> **Instructions for the task**
Each line of the records containing "INTEGER" is to be copied out and returned.

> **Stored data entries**
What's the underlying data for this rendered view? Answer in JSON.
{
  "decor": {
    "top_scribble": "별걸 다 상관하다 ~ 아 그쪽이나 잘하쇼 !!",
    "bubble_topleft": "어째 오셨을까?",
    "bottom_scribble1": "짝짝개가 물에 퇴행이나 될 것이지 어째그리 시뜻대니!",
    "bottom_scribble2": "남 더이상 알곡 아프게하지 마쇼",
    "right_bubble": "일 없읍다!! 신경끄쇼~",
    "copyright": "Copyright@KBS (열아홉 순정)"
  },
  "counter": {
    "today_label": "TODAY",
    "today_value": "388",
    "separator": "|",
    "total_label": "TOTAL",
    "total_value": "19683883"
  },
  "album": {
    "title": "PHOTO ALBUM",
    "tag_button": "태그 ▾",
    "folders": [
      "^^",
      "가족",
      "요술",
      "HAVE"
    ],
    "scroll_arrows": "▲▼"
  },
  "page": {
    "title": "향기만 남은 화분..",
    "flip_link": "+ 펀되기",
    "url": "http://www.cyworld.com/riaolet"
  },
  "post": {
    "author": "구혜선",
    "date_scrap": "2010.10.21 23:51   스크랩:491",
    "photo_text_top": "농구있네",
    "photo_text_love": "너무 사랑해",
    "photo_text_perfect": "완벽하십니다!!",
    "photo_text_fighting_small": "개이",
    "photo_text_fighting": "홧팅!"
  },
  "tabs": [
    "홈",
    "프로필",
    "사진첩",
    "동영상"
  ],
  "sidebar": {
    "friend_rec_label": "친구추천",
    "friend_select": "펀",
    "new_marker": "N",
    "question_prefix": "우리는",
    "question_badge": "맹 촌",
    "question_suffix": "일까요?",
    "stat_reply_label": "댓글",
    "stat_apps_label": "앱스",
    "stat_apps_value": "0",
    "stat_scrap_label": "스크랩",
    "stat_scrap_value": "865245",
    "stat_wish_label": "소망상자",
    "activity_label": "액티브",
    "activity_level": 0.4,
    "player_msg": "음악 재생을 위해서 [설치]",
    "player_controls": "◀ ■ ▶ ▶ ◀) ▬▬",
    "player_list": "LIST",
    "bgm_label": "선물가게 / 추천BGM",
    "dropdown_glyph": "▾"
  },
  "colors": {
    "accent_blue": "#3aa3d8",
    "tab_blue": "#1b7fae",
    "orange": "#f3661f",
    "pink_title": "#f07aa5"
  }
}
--
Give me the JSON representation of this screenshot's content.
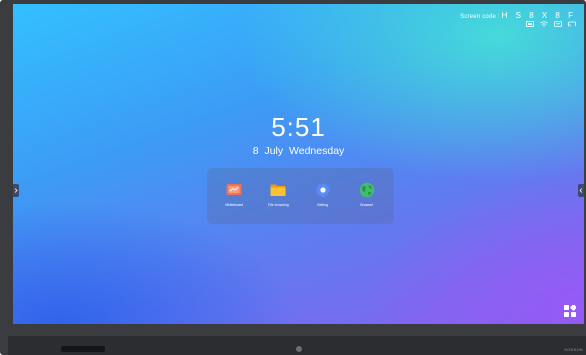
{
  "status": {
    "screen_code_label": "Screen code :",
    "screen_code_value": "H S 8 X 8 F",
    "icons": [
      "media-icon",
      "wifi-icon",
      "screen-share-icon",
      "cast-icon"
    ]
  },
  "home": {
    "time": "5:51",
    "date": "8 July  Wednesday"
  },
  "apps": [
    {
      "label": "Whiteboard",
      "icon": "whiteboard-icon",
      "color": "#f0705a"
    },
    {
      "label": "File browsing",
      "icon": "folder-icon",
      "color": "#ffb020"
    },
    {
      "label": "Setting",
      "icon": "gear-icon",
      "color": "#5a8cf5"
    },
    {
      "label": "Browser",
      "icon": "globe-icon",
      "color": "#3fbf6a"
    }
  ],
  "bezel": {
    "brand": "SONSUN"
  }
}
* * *
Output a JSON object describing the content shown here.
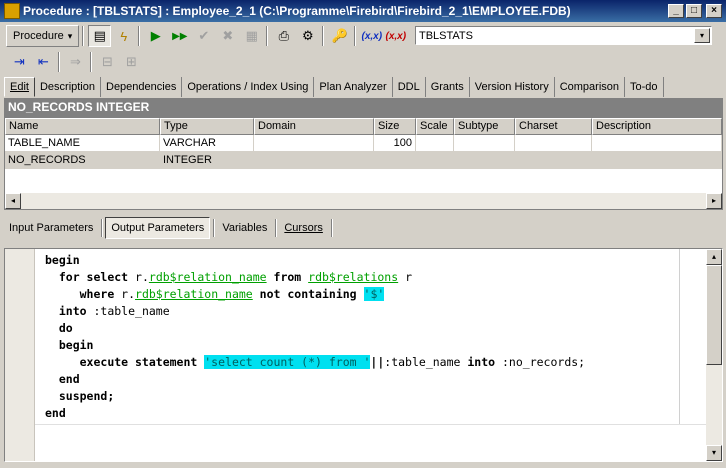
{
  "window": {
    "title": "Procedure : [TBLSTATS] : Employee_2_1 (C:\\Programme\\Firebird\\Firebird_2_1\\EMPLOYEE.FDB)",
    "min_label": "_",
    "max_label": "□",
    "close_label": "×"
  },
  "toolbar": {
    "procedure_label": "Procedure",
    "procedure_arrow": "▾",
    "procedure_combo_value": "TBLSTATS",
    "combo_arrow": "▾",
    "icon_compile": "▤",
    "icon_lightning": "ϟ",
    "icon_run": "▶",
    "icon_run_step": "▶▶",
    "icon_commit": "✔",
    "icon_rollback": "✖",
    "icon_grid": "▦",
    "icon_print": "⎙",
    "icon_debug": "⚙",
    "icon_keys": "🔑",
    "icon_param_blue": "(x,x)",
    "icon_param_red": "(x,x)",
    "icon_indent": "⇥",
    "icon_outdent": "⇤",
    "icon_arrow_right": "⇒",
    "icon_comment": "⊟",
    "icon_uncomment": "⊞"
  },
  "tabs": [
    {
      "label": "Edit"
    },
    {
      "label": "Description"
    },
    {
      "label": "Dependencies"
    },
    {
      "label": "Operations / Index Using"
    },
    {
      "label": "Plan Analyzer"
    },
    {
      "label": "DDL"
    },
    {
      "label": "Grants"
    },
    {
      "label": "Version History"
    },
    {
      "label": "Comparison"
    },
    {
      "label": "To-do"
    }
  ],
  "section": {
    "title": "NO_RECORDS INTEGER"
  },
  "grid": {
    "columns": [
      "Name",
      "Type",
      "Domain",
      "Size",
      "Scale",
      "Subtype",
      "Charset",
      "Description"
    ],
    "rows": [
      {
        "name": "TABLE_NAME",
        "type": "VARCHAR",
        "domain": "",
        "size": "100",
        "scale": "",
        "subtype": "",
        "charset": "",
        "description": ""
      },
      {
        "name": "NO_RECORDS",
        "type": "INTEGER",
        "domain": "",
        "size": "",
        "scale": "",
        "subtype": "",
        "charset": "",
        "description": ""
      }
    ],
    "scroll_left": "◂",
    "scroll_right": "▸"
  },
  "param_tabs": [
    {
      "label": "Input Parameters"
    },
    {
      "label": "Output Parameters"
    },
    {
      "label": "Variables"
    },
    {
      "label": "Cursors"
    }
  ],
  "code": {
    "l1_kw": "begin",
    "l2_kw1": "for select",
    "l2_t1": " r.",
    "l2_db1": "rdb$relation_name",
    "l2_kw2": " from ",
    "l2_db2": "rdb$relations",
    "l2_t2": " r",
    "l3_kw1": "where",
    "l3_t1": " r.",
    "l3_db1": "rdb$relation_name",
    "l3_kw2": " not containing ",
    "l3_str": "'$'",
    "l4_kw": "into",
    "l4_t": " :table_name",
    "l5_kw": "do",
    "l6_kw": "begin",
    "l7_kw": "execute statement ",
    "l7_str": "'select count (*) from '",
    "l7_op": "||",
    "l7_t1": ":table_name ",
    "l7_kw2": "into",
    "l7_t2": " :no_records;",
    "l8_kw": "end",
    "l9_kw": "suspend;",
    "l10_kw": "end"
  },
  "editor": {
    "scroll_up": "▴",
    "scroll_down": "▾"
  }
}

> **Output below**
    "title": "NO_RECORDS INTEGER"
        "type": "INTEGER",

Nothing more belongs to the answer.